Sarah Silverman's Equal Pay ad offends transgender community

When I posted the Equal Pay Project last week I called it, and I said "I honestly expect Sarah Silverman tarred and feathered by morning. Oooh! Next cover-photo should be that. That's kind of hot."

The ad has indeed upset the transgender community so much, that National Women's Law Center now had to make a statement explaining the joke. Because jokes are funnier when dissected.... Like I said last week, this is the year of trans and having this reaction is as predictable as asking transgender model Geena Rocero for comment on Emma Watson's #heforshe UN speech, instead of say, anyone at the UN who were the audience.

That pay should be based on gender identity is ludicrous. That anyone would choose sex reassignment surgery to receive equal pay is ludicrous. It’s also ludicrous that any woman is penalized in the workplace because of outdated stereotypes that women aren’t “breadwinners,” are not tough enough for some jobs, are too tough for other jobs, or that women’s family responsibilities distract them from their work.

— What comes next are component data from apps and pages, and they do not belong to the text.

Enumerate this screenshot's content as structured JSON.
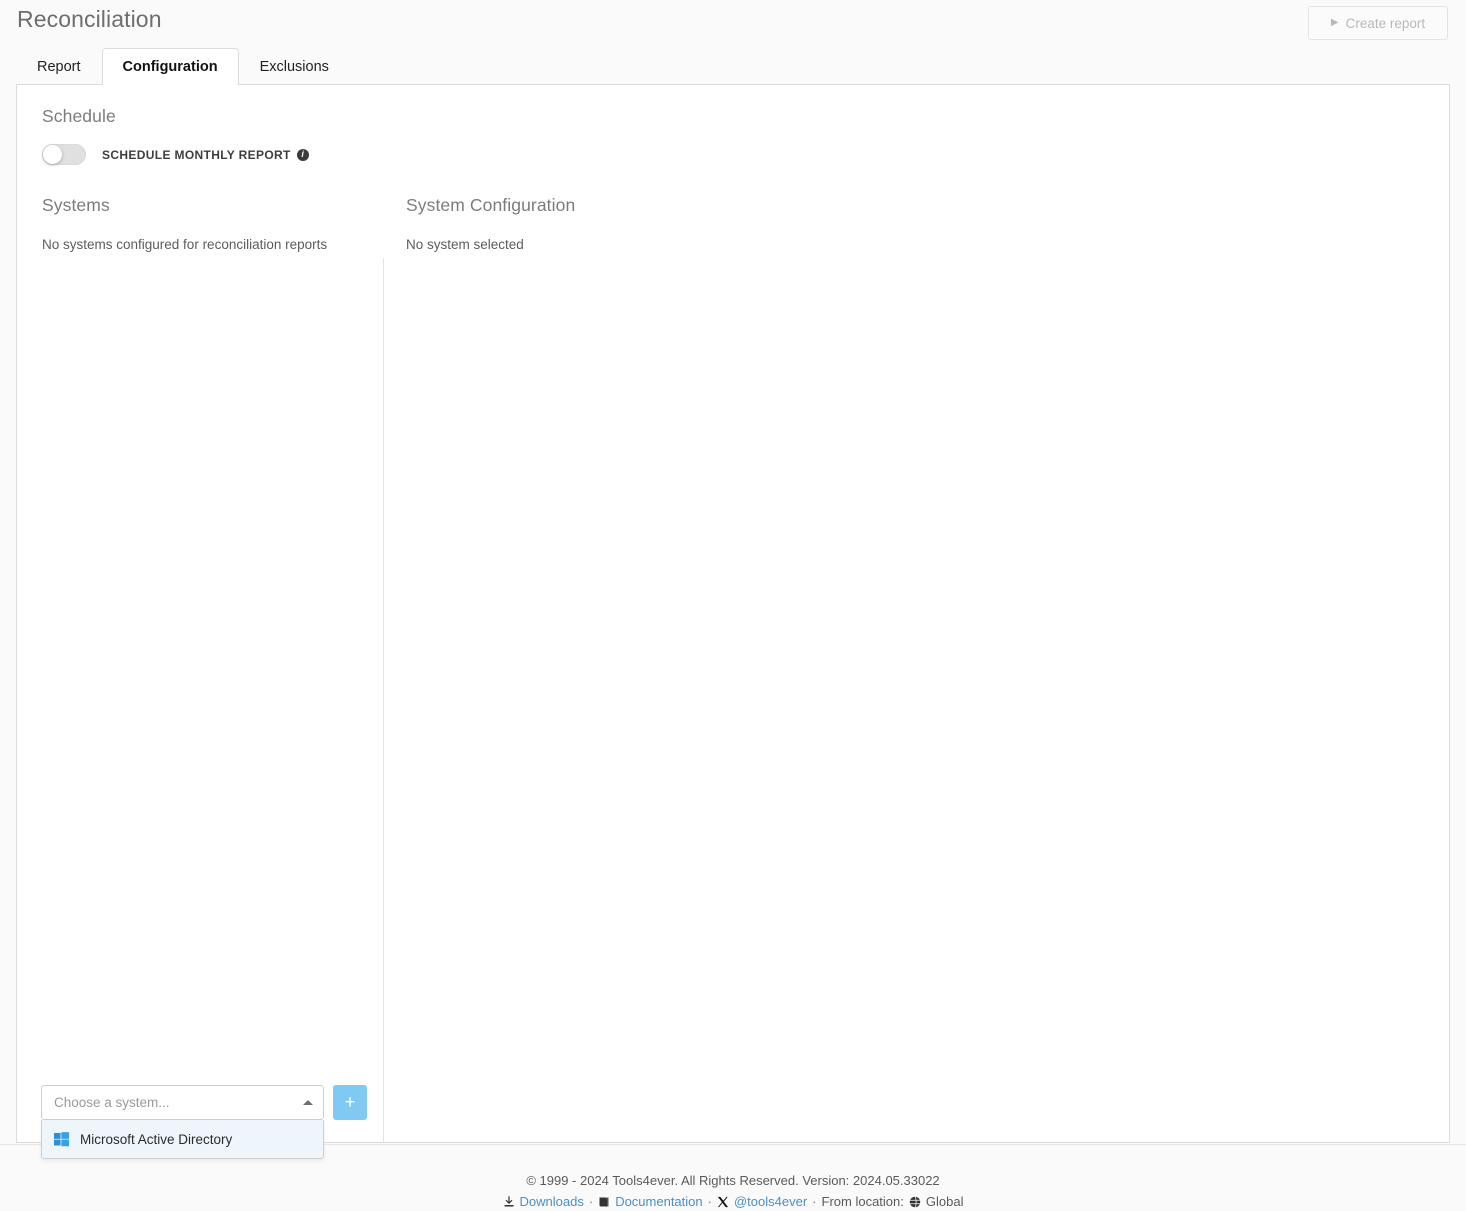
{
  "header": {
    "title": "Reconciliation",
    "create_report_label": "Create report",
    "create_report_icon": "play-icon"
  },
  "tabs": [
    {
      "label": "Report",
      "active": false
    },
    {
      "label": "Configuration",
      "active": true
    },
    {
      "label": "Exclusions",
      "active": false
    }
  ],
  "schedule": {
    "heading": "Schedule",
    "toggle_label": "SCHEDULE MONTHLY REPORT",
    "toggle_state": "off",
    "info_icon": "info-icon",
    "info_glyph": "i"
  },
  "systems": {
    "heading": "Systems",
    "empty_text": "No systems configured for reconciliation reports"
  },
  "system_configuration": {
    "heading": "System Configuration",
    "empty_text": "No system selected"
  },
  "picker": {
    "placeholder": "Choose a system...",
    "caret_icon": "chevron-up-icon",
    "add_label": "+",
    "options": [
      {
        "label": "Microsoft Active Directory",
        "icon": "windows-icon"
      }
    ]
  },
  "footer": {
    "copyright": "© 1999 - 2024 Tools4ever. All Rights Reserved. Version: 2024.05.33022",
    "downloads_label": "Downloads",
    "downloads_icon": "download-icon",
    "documentation_label": "Documentation",
    "documentation_icon": "book-icon",
    "twitter_label": "@tools4ever",
    "twitter_icon": "x-twitter-icon",
    "location_prefix": "From location:",
    "location_label": "Global",
    "location_icon": "globe-icon",
    "separator": "·"
  },
  "colors": {
    "accent_blue": "#7fc9f2",
    "link_blue": "#4a90c4",
    "page_background": "#fafafa",
    "card_background": "#ffffff",
    "border": "#dcdcdc"
  }
}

The Equal Payback Project uses Silverman’s brand of absurd humor to draw attention to this ludicrous situation -- it was not our intent to make light of the serious issues transgender people face. We will share statistics about job discrimination faced by transgender people as part of the Equal Payback Project. And we commit to using some of the resources raised by this project to bring awareness to the discrimination faced by transgender women and men.

The statement also contains links to studies that show earnings of transgender women workers fall by nearly a third following transition, and that transgender Americans being four times more likely to have a household income under $10,000 per year than the population as a whole. Of course there's exceptions to the rule, the highest paid female CEO in America is a transgender woman. For comparison, Yahoo’s Marissa Mayer is number 35 on the same list.

Droga5 hasn't made any statements about the ad. Sarah Silverman took to twitter and said:

If I literally got a sex change I would indeed find the work force far less friendly. The video wasn't transphobic it was transignorant - never crossed my mind. But to my *unintentional* credit- people are talking about it & so begins awareness.

Sarah continued:

"Please don't punish this cause because of my video. I certainly don't only fight for causes that concern or benefit me and I expect the same of the vital trans community."

Will Sarah be forgiven? All signs point to nope! Will the equal pay cause be derailed by this ad? Probably, and remember, I called it last week.

Comments (4)

  • David Felton's picture
    David Felton

    Poor Sarah Silverman. Uses humour to raise awareness for equality issues. Pisses of trans community activists in the process. I see no reason for her to apologise for anything. This ad made me laugh hard and in doing so made me think more deeply on social issues. Why should she be sorry for that? Why should anyone?

    Oct 15, 2014
  • Dabitch's picture
    Dabitch

    Sarah's jokes are crude, crass and stepping over the line very often. That's pretty much the signature of many comedians. Her joke for Obama was all about going to Florida and convince your old jewish parents to vote for him, and she threw in a jewish joke here as well that I'm sure a lot of people find distasteful. Her mistake was joking about the one thing we can no longer joke about, and I'm surprised that Droga5 hadn't noticed the wind blowing on that topic yet.

    Oct 17, 2014
  • AJ's picture
    AJ (not verified)

    Comedy is about ridiculousness and it is ridiculous to think you can get a sex-change and therefore change your salary.

    So does it make light of transgender issues? Yes and that is the very definition of comedy - making light of things. So everyone please, lighten up.

    Oct 22, 2014

Leave a comment

about the author

Dabitch Creative Director, CEO, hell-raising sweetheart and editor of Adland. Globetrotting Swede who has lived and worked in New York, London, San Francisco, Amsterdam, Copenhagen and Stockholm.